======== Records provided ========

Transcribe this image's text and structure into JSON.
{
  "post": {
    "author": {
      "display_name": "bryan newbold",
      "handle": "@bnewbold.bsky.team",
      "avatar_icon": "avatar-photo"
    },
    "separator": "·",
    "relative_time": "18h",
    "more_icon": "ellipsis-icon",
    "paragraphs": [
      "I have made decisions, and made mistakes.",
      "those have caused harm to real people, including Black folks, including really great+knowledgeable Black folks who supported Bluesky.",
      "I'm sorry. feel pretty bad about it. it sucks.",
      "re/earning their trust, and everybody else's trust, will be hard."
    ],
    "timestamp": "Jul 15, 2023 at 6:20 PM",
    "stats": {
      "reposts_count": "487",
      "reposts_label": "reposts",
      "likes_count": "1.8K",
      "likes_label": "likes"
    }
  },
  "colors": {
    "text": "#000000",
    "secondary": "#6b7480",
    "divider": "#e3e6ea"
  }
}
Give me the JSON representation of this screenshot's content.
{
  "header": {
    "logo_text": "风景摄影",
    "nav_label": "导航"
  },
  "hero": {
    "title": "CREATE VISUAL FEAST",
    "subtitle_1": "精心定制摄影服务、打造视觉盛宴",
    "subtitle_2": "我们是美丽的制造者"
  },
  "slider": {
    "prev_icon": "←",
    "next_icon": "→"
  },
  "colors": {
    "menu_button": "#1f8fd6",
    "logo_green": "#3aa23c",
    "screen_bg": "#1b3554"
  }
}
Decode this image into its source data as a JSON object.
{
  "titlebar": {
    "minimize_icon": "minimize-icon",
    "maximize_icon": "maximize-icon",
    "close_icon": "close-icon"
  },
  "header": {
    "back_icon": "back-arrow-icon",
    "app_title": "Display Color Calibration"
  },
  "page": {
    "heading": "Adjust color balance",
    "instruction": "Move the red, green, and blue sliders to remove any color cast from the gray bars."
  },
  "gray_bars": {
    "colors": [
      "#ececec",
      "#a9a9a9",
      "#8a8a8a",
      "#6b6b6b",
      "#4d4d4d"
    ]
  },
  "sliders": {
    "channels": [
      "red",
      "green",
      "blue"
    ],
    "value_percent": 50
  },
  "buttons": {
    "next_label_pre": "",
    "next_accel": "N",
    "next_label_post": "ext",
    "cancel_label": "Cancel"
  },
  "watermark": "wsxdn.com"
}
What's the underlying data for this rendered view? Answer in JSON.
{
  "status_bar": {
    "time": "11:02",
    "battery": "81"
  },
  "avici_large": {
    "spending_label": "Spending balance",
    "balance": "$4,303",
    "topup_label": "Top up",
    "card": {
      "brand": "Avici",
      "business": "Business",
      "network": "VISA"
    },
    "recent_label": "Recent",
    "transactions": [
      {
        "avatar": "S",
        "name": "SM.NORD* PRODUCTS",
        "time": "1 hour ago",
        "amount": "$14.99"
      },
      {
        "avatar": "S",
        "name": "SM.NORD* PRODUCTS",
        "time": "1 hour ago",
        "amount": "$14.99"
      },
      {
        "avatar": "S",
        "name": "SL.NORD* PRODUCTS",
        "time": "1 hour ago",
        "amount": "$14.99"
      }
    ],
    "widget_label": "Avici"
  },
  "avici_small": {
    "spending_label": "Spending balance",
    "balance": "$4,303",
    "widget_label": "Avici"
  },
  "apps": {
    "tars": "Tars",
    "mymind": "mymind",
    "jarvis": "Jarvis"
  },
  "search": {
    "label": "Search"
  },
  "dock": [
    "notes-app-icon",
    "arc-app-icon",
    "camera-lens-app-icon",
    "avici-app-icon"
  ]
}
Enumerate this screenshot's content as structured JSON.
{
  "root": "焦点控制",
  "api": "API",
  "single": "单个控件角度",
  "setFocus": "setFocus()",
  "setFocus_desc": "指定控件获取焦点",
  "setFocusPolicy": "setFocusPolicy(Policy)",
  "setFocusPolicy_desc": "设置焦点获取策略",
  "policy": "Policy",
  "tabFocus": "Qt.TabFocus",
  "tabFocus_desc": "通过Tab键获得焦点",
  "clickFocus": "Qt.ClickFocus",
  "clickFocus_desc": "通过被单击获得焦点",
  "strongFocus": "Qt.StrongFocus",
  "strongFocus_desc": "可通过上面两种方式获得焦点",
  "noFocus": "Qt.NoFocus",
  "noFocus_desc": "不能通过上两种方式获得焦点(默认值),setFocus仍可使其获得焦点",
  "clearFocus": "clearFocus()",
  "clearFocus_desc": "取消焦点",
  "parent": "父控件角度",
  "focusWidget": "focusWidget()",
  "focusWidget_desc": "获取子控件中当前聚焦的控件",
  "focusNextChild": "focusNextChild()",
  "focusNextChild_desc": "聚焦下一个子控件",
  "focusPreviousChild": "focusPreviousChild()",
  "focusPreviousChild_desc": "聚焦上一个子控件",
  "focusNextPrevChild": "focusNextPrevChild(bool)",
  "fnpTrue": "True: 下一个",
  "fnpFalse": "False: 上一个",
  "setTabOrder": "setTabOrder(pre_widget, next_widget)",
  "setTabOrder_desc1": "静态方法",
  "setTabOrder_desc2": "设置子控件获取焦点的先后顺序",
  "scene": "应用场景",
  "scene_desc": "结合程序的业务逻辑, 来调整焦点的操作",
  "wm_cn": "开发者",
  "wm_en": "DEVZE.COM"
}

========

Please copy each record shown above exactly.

## Response to the exercise
Transcribe this image's text and structure into JSON.
{
  "post": {
    "author": {
      "display_name": "bryan newbold",
      "handle": "@bnewbold.bsky.team",
      "avatar_icon": "avatar-photo"
    },
    "separator": "·",
    "relative_time": "18h",
    "more_icon": "ellipsis-icon",
    "paragraphs": [
      "I have made decisions, and made mistakes.",
      "those have caused harm to real people, including Black folks, including really great+knowledgeable Black folks who supported Bluesky.",
      "I'm sorry. feel pretty bad about it. it sucks.",
      "re/earning their trust, and everybody else's trust, will be hard."
    ],
    "timestamp": "Jul 15, 2023 at 6:20 PM",
    "stats": {
      "reposts_count": "487",
      "reposts_label": "reposts",
      "likes_count": "1.8K",
      "likes_label": "likes"
    }
  },
  "colors": {
    "text": "#000000",
    "secondary": "#6b7480",
    "divider": "#e3e6ea"
  }
}
Give me the JSON representation of this screenshot's content.
{
  "header": {
    "logo_text": "风景摄影",
    "nav_label": "导航"
  },
  "hero": {
    "title": "CREATE VISUAL FEAST",
    "subtitle_1": "精心定制摄影服务、打造视觉盛宴",
    "subtitle_2": "我们是美丽的制造者"
  },
  "slider": {
    "prev_icon": "←",
    "next_icon": "→"
  },
  "colors": {
    "menu_button": "#1f8fd6",
    "logo_green": "#3aa23c",
    "screen_bg": "#1b3554"
  }
}
Decode this image into its source data as a JSON object.
{
  "titlebar": {
    "minimize_icon": "minimize-icon",
    "maximize_icon": "maximize-icon",
    "close_icon": "close-icon"
  },
  "header": {
    "back_icon": "back-arrow-icon",
    "app_title": "Display Color Calibration"
  },
  "page": {
    "heading": "Adjust color balance",
    "instruction": "Move the red, green, and blue sliders to remove any color cast from the gray bars."
  },
  "gray_bars": {
    "colors": [
      "#ececec",
      "#a9a9a9",
      "#8a8a8a",
      "#6b6b6b",
      "#4d4d4d"
    ]
  },
  "sliders": {
    "channels": [
      "red",
      "green",
      "blue"
    ],
    "value_percent": 50
  },
  "buttons": {
    "next_label_pre": "",
    "next_accel": "N",
    "next_label_post": "ext",
    "cancel_label": "Cancel"
  },
  "watermark": "wsxdn.com"
}
What's the underlying data for this rendered view? Answer in JSON.
{
  "status_bar": {
    "time": "11:02",
    "battery": "81"
  },
  "avici_large": {
    "spending_label": "Spending balance",
    "balance": "$4,303",
    "topup_label": "Top up",
    "card": {
      "brand": "Avici",
      "business": "Business",
      "network": "VISA"
    },
    "recent_label": "Recent",
    "transactions": [
      {
        "avatar": "S",
        "name": "SM.NORD* PRODUCTS",
        "time": "1 hour ago",
        "amount": "$14.99"
      },
      {
        "avatar": "S",
        "name": "SM.NORD* PRODUCTS",
        "time": "1 hour ago",
        "amount": "$14.99"
      },
      {
        "avatar": "S",
        "name": "SL.NORD* PRODUCTS",
        "time": "1 hour ago",
        "amount": "$14.99"
      }
    ],
    "widget_label": "Avici"
  },
  "avici_small": {
    "spending_label": "Spending balance",
    "balance": "$4,303",
    "widget_label": "Avici"
  },
  "apps": {
    "tars": "Tars",
    "mymind": "mymind",
    "jarvis": "Jarvis"
  },
  "search": {
    "label": "Search"
  },
  "dock": [
    "notes-app-icon",
    "arc-app-icon",
    "camera-lens-app-icon",
    "avici-app-icon"
  ]
}
Enumerate this screenshot's content as structured JSON.
{
  "root": "焦点控制",
  "api": "API",
  "single": "单个控件角度",
  "setFocus": "setFocus()",
  "setFocus_desc": "指定控件获取焦点",
  "setFocusPolicy": "setFocusPolicy(Policy)",
  "setFocusPolicy_desc": "设置焦点获取策略",
  "policy": "Policy",
  "tabFocus": "Qt.TabFocus",
  "tabFocus_desc": "通过Tab键获得焦点",
  "clickFocus": "Qt.ClickFocus",
  "clickFocus_desc": "通过被单击获得焦点",
  "strongFocus": "Qt.StrongFocus",
  "strongFocus_desc": "可通过上面两种方式获得焦点",
  "noFocus": "Qt.NoFocus",
  "noFocus_desc": "不能通过上两种方式获得焦点(默认值),setFocus仍可使其获得焦点",
  "clearFocus": "clearFocus()",
  "clearFocus_desc": "取消焦点",
  "parent": "父控件角度",
  "focusWidget": "focusWidget()",
  "focusWidget_desc": "获取子控件中当前聚焦的控件",
  "focusNextChild": "focusNextChild()",
  "focusNextChild_desc": "聚焦下一个子控件",
  "focusPreviousChild": "focusPreviousChild()",
  "focusPreviousChild_desc": "聚焦上一个子控件",
  "focusNextPrevChild": "focusNextPrevChild(bool)",
  "fnpTrue": "True: 下一个",
  "fnpFalse": "False: 上一个",
  "setTabOrder": "setTabOrder(pre_widget, next_widget)",
  "setTabOrder_desc1": "静态方法",
  "setTabOrder_desc2": "设置子控件获取焦点的先后顺序",
  "scene": "应用场景",
  "scene_desc": "结合程序的业务逻辑, 来调整焦点的操作",
  "wm_cn": "开发者",
  "wm_en": "DEVZE.COM"
}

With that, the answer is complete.